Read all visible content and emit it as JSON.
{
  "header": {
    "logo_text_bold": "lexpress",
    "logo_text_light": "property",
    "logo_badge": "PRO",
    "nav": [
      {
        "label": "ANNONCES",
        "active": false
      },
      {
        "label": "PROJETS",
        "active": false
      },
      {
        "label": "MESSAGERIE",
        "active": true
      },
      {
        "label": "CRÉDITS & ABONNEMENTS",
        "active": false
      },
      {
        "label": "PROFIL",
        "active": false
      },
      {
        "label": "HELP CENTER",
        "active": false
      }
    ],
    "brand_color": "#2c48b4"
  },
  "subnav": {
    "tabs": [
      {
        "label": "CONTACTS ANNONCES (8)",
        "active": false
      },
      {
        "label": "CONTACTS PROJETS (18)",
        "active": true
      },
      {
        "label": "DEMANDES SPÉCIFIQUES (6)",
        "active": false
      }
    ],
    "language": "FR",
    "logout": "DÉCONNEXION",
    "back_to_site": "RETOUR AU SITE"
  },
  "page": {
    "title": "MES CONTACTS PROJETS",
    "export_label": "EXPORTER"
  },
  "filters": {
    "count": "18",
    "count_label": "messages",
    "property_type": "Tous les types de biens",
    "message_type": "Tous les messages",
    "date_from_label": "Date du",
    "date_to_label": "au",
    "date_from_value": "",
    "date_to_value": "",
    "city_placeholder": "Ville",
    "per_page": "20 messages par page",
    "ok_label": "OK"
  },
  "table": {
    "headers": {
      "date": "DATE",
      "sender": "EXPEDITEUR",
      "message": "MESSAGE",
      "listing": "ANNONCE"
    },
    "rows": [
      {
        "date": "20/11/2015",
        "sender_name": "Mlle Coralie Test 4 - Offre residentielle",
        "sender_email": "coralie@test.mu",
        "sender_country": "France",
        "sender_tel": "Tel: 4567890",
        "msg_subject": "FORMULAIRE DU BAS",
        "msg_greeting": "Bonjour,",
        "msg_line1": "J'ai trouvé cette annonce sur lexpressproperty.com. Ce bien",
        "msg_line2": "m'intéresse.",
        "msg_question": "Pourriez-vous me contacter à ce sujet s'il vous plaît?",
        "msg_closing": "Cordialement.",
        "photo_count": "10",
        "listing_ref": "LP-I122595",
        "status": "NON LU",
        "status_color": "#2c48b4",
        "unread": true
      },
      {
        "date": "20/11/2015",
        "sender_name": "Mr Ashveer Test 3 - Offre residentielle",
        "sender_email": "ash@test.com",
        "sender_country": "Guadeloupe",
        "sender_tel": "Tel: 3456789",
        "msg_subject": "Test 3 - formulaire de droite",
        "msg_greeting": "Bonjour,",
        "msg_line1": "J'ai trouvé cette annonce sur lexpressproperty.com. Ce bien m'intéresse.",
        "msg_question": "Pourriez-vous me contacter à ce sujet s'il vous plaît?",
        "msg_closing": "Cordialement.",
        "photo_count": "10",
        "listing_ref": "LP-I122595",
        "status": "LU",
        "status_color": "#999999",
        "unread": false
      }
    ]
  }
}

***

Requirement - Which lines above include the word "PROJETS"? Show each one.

Answer to the exercise -
        "label": "PROJETS",
        "label": "CONTACTS PROJETS (18)",
    "title": "MES CONTACTS PROJETS",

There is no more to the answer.